GameStop is going to close about 150 of its stores this year in the wake of slumping holiday sales, according the company's earnings report on Thursday.
The move targets non-productive stores in a strategy announced more than three years ago, GameStop told Fortune in a statement. GameStop's earnings report says it will close between 2 and 3 percent of its stores worldwide. It has more than 7,500 locations in 14 countries currently.
However, GameStop said it would open another 35 stores in its collectibles line of business and 65 new "technology brands" stores (which include Spring Mobile AT&T and Cricket Wireless stores).
But in traditional video game hardware and software, where GameStop has long been king, the company took a beating to close out 2016.

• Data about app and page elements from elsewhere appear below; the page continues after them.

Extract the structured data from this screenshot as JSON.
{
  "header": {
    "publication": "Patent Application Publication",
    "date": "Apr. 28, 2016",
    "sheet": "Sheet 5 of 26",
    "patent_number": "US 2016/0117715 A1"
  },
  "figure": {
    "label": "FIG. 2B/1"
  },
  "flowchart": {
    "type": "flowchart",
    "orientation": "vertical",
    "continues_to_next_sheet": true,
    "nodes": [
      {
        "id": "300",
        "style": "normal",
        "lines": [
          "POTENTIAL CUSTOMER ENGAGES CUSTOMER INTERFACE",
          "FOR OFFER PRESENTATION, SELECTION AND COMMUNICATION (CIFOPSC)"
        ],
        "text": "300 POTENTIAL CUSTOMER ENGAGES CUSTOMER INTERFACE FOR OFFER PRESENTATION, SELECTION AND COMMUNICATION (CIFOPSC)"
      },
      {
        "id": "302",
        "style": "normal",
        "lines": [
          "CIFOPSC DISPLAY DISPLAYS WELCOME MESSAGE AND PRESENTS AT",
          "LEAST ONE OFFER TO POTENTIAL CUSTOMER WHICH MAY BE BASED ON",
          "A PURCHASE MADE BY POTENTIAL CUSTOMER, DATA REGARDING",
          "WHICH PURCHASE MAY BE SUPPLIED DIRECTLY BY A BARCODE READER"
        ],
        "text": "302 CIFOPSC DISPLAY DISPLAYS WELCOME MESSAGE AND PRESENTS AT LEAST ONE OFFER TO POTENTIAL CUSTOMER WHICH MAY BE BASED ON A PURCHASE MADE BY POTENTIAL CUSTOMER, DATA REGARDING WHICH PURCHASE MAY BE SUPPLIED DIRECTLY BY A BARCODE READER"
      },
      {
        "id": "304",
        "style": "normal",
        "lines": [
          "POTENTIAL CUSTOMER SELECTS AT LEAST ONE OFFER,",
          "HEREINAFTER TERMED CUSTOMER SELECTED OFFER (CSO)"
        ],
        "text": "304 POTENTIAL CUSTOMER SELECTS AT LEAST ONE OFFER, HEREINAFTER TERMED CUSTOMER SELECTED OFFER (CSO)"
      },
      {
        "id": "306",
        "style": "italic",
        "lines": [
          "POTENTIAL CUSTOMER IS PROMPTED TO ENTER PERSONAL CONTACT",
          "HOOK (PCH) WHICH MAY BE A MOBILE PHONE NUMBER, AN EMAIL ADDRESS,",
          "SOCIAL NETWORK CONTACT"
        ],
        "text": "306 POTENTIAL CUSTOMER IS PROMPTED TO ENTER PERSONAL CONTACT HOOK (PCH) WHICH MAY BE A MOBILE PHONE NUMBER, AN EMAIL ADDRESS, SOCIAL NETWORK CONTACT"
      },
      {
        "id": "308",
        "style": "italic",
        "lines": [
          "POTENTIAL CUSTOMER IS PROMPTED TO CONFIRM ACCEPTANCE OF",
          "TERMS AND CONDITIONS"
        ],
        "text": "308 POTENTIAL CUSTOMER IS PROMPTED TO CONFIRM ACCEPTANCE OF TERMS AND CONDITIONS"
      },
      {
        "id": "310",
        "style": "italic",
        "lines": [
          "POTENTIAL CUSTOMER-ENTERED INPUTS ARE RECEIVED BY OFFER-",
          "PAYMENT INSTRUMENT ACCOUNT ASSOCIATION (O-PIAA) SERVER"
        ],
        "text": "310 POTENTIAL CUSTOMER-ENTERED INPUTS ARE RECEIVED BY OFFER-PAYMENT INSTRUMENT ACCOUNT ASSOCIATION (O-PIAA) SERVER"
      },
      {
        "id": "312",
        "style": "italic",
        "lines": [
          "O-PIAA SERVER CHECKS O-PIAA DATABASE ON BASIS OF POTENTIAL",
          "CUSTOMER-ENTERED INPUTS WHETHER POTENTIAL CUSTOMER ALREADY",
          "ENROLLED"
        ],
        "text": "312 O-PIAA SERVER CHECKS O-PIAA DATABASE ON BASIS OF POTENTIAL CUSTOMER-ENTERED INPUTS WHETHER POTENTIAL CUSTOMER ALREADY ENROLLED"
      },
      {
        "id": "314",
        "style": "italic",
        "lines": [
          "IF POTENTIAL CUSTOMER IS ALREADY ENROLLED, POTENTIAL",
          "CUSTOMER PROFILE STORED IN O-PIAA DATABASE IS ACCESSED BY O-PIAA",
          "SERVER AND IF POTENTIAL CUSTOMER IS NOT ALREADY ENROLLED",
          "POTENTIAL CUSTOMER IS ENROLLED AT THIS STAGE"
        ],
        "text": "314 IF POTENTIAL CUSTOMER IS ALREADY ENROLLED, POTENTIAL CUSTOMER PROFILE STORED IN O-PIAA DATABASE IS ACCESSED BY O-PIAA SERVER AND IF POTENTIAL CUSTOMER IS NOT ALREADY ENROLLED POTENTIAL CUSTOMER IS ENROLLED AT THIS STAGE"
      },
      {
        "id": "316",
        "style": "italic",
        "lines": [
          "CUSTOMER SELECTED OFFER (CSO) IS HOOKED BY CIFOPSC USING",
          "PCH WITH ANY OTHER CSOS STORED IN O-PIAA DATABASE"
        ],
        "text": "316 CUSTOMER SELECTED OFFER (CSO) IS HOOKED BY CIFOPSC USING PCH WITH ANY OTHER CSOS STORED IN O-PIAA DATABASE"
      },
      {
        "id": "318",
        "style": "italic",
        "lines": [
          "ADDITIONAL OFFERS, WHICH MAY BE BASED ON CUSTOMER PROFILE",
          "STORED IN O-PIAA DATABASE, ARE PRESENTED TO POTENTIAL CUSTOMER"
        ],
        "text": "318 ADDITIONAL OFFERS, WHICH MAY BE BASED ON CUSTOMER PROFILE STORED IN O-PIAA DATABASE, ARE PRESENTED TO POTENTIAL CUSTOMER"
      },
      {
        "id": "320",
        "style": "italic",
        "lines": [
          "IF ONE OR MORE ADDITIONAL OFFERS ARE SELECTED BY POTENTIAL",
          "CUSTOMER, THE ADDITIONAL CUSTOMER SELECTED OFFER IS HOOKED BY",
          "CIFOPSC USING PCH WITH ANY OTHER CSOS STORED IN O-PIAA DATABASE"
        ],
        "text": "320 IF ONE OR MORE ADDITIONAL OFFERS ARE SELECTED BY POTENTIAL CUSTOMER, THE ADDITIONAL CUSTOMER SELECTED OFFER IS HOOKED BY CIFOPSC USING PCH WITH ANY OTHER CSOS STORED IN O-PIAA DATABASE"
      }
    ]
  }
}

The company's earnings release showed new software sales down 19.3 percent for the fourth quarter, which ended Jan. 28, and new hardware sales down 29.1 percent. Taken with the launch of two new PlayStation 4 configurations and PlayStation VR from September to November, the hardware decline is remarkable.
For its part, GameStop said it was hurt by "aggressive console promotions by other retailers on Thanksgiving and Black Friday," the company said. Amazon as well as big-box retailers like Walmart, Best-Buy, Toys R Us and Target, have posed an increasing threat to GameStop's sales position.
GameStop also blamed "weak sales of certain AAA titles," for the drop in software sales. While none were named, in Activision's call with investors in early February, the publisher acknowledged that Call of Duty: Infinite Warfare had "underperformed." In December, CNBC reported, citing subscriber-only data from NPD, that sales of physical copies of Infinite Warfare in November were down 50 percent from the November 2015 launch of Black Ops 3.
The outcome for GameStop's stock price in Friday trading was rather stark. Shares fell more than 13 percent, or $20 in whole numbers. CNBC noted that GameStop's share price is off more than 30 percent over the past 12 months.